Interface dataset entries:

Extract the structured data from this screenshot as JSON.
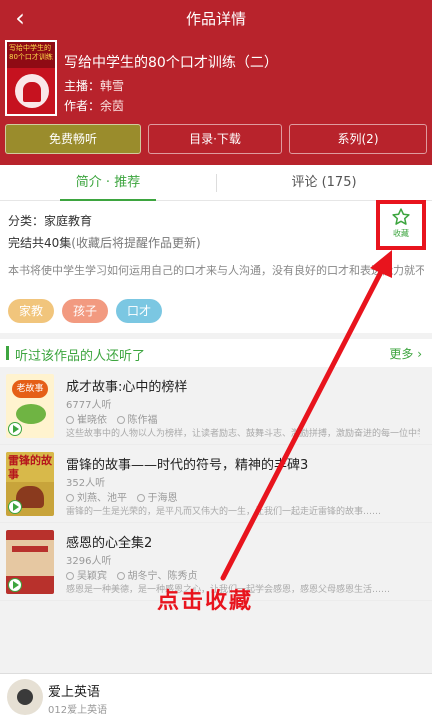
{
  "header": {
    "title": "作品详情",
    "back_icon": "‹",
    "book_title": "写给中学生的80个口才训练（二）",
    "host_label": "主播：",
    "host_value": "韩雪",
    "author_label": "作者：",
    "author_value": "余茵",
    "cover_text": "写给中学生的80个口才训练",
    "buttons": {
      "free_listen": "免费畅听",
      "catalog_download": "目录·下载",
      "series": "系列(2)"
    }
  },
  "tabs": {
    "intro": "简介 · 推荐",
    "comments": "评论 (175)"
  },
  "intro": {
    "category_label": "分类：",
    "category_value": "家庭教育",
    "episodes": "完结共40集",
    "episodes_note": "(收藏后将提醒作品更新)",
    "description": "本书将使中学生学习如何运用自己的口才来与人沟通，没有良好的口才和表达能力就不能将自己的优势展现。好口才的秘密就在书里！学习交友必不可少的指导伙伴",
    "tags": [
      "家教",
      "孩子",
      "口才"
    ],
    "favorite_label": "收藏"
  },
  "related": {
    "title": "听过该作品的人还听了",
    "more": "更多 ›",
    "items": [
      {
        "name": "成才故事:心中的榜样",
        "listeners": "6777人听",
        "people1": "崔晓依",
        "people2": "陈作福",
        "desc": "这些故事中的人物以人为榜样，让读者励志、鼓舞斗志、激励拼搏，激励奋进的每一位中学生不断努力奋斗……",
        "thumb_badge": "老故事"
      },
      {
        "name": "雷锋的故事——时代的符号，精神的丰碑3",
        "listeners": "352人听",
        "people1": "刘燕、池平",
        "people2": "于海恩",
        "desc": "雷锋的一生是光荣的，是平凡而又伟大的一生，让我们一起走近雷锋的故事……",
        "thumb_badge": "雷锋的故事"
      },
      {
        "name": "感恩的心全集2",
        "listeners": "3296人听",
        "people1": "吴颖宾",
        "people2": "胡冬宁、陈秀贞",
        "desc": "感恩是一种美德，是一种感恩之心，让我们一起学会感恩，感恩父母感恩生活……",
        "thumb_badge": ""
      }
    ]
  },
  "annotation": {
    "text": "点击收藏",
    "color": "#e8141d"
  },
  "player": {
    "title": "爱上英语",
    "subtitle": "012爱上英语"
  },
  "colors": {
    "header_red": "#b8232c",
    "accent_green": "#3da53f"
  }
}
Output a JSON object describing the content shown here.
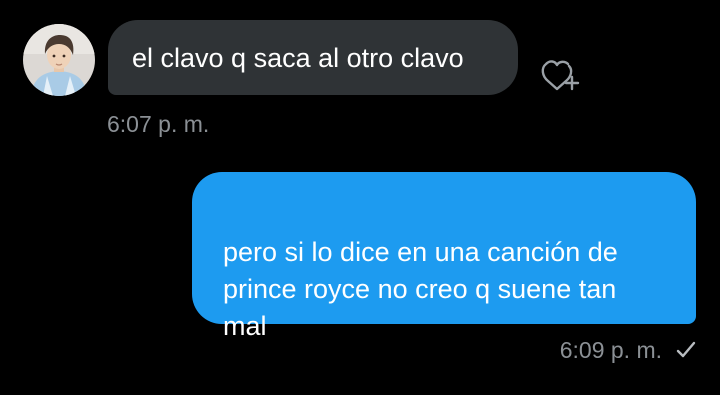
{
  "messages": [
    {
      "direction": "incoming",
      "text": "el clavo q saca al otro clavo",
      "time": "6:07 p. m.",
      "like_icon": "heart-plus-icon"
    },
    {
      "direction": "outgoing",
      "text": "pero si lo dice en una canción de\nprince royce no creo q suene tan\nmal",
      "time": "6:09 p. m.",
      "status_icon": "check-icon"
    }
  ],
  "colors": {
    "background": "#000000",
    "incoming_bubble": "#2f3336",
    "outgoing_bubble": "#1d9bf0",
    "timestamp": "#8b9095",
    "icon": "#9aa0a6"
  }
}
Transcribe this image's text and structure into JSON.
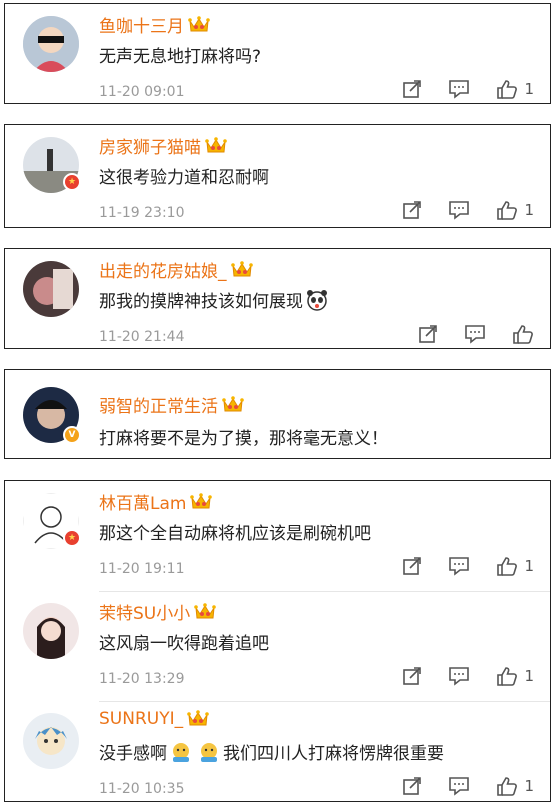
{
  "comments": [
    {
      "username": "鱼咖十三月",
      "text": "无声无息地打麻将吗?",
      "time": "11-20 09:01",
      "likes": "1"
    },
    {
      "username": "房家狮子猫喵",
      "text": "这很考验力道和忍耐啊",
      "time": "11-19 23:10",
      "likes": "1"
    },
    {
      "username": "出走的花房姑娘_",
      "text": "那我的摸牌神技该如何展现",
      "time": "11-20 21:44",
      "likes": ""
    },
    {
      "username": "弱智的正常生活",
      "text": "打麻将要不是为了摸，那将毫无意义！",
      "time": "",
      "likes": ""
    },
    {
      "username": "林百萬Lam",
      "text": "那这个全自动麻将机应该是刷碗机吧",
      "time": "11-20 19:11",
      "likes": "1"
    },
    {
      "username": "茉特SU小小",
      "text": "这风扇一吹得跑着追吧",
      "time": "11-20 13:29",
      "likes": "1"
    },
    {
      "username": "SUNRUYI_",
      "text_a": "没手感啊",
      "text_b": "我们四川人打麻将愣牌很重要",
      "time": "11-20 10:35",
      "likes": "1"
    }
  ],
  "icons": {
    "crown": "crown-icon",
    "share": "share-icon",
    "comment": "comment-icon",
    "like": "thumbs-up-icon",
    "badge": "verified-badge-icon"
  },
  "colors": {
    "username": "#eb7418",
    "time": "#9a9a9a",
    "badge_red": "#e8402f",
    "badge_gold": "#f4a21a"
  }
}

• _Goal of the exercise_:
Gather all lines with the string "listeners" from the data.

• _Reply_:
        "listeners": "6777人听",
        "listeners": "352人听",
        "listeners": "3296人听",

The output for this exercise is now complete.